*** Block opens ***

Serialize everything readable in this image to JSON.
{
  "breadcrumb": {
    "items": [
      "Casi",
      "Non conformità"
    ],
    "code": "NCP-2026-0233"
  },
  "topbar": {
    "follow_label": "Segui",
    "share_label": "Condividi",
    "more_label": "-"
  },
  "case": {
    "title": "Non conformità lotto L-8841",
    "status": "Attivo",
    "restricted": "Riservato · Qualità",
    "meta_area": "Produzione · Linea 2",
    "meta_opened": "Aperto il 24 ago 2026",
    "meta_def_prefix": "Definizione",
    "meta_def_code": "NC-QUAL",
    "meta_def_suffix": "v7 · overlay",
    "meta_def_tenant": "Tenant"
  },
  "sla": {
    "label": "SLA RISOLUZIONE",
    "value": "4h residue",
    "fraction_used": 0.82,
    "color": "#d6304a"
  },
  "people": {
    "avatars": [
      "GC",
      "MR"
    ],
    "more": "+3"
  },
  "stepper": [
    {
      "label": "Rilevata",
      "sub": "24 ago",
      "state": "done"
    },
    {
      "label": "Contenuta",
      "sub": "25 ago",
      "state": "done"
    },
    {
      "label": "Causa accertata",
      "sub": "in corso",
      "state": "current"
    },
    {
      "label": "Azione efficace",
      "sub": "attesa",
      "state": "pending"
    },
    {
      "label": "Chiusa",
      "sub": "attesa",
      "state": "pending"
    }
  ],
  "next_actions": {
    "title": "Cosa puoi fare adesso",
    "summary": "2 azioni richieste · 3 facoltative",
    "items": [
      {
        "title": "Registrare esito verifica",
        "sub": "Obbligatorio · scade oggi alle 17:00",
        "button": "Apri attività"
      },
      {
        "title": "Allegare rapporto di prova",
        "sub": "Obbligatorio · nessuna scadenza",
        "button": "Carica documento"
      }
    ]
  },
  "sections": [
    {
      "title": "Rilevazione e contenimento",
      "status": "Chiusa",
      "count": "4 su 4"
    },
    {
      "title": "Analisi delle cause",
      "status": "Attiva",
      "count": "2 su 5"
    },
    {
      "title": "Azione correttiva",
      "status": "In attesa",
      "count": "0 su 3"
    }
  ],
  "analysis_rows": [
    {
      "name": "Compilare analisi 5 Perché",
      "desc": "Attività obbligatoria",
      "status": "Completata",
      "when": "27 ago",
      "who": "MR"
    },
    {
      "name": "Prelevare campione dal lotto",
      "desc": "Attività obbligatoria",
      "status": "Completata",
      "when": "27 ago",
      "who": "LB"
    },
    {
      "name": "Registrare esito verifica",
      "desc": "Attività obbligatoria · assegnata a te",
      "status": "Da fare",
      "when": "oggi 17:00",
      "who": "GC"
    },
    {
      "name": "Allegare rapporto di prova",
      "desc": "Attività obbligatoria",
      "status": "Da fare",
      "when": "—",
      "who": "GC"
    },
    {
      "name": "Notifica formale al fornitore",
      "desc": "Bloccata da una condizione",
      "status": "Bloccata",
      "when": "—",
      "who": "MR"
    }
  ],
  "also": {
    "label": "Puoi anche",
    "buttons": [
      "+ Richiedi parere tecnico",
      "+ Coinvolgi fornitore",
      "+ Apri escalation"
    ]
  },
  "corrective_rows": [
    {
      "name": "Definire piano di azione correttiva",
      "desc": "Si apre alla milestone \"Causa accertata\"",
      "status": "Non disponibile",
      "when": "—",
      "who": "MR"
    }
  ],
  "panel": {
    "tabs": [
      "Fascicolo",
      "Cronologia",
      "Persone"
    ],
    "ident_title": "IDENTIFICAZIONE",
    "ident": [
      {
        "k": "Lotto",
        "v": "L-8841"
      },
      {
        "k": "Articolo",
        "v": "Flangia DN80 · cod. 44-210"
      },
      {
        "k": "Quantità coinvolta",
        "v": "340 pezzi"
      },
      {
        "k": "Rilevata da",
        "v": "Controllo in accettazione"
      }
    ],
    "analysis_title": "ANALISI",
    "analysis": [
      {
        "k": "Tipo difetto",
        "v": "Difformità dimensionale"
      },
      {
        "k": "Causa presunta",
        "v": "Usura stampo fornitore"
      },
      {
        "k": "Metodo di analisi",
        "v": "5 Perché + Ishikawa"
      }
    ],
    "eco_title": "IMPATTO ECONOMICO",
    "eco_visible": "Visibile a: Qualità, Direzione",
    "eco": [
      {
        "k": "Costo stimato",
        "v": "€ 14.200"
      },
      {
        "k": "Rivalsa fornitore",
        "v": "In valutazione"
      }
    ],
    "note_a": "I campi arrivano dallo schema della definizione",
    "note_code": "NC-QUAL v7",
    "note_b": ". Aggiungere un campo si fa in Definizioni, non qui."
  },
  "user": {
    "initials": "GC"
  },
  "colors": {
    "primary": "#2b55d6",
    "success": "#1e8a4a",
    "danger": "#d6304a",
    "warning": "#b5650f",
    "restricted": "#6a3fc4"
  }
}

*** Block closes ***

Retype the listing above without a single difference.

Serialize everything readable in this image to JSON.
{
  "breadcrumb": {
    "items": [
      "Casi",
      "Non conformità"
    ],
    "code": "NCP-2026-0233"
  },
  "topbar": {
    "follow_label": "Segui",
    "share_label": "Condividi",
    "more_label": "-"
  },
  "case": {
    "title": "Non conformità lotto L-8841",
    "status": "Attivo",
    "restricted": "Riservato · Qualità",
    "meta_area": "Produzione · Linea 2",
    "meta_opened": "Aperto il 24 ago 2026",
    "meta_def_prefix": "Definizione",
    "meta_def_code": "NC-QUAL",
    "meta_def_suffix": "v7 · overlay",
    "meta_def_tenant": "Tenant"
  },
  "sla": {
    "label": "SLA RISOLUZIONE",
    "value": "4h residue",
    "fraction_used": 0.82,
    "color": "#d6304a"
  },
  "people": {
    "avatars": [
      "GC",
      "MR"
    ],
    "more": "+3"
  },
  "stepper": [
    {
      "label": "Rilevata",
      "sub": "24 ago",
      "state": "done"
    },
    {
      "label": "Contenuta",
      "sub": "25 ago",
      "state": "done"
    },
    {
      "label": "Causa accertata",
      "sub": "in corso",
      "state": "current"
    },
    {
      "label": "Azione efficace",
      "sub": "attesa",
      "state": "pending"
    },
    {
      "label": "Chiusa",
      "sub": "attesa",
      "state": "pending"
    }
  ],
  "next_actions": {
    "title": "Cosa puoi fare adesso",
    "summary": "2 azioni richieste · 3 facoltative",
    "items": [
      {
        "title": "Registrare esito verifica",
        "sub": "Obbligatorio · scade oggi alle 17:00",
        "button": "Apri attività"
      },
      {
        "title": "Allegare rapporto di prova",
        "sub": "Obbligatorio · nessuna scadenza",
        "button": "Carica documento"
      }
    ]
  },
  "sections": [
    {
      "title": "Rilevazione e contenimento",
      "status": "Chiusa",
      "count": "4 su 4"
    },
    {
      "title": "Analisi delle cause",
      "status": "Attiva",
      "count": "2 su 5"
    },
    {
      "title": "Azione correttiva",
      "status": "In attesa",
      "count": "0 su 3"
    }
  ],
  "analysis_rows": [
    {
      "name": "Compilare analisi 5 Perché",
      "desc": "Attività obbligatoria",
      "status": "Completata",
      "when": "27 ago",
      "who": "MR"
    },
    {
      "name": "Prelevare campione dal lotto",
      "desc": "Attività obbligatoria",
      "status": "Completata",
      "when": "27 ago",
      "who": "LB"
    },
    {
      "name": "Registrare esito verifica",
      "desc": "Attività obbligatoria · assegnata a te",
      "status": "Da fare",
      "when": "oggi 17:00",
      "who": "GC"
    },
    {
      "name": "Allegare rapporto di prova",
      "desc": "Attività obbligatoria",
      "status": "Da fare",
      "when": "—",
      "who": "GC"
    },
    {
      "name": "Notifica formale al fornitore",
      "desc": "Bloccata da una condizione",
      "status": "Bloccata",
      "when": "—",
      "who": "MR"
    }
  ],
  "also": {
    "label": "Puoi anche",
    "buttons": [
      "+ Richiedi parere tecnico",
      "+ Coinvolgi fornitore",
      "+ Apri escalation"
    ]
  },
  "corrective_rows": [
    {
      "name": "Definire piano di azione correttiva",
      "desc": "Si apre alla milestone \"Causa accertata\"",
      "status": "Non disponibile",
      "when": "—",
      "who": "MR"
    }
  ],
  "panel": {
    "tabs": [
      "Fascicolo",
      "Cronologia",
      "Persone"
    ],
    "ident_title": "IDENTIFICAZIONE",
    "ident": [
      {
        "k": "Lotto",
        "v": "L-8841"
      },
      {
        "k": "Articolo",
        "v": "Flangia DN80 · cod. 44-210"
      },
      {
        "k": "Quantità coinvolta",
        "v": "340 pezzi"
      },
      {
        "k": "Rilevata da",
        "v": "Controllo in accettazione"
      }
    ],
    "analysis_title": "ANALISI",
    "analysis": [
      {
        "k": "Tipo difetto",
        "v": "Difformità dimensionale"
      },
      {
        "k": "Causa presunta",
        "v": "Usura stampo fornitore"
      },
      {
        "k": "Metodo di analisi",
        "v": "5 Perché + Ishikawa"
      }
    ],
    "eco_title": "IMPATTO ECONOMICO",
    "eco_visible": "Visibile a: Qualità, Direzione",
    "eco": [
      {
        "k": "Costo stimato",
        "v": "€ 14.200"
      },
      {
        "k": "Rivalsa fornitore",
        "v": "In valutazione"
      }
    ],
    "note_a": "I campi arrivano dallo schema della definizione",
    "note_code": "NC-QUAL v7",
    "note_b": ". Aggiungere un campo si fa in Definizioni, non qui."
  },
  "user": {
    "initials": "GC"
  },
  "colors": {
    "primary": "#2b55d6",
    "success": "#1e8a4a",
    "danger": "#d6304a",
    "warning": "#b5650f",
    "restricted": "#6a3fc4"
  }
}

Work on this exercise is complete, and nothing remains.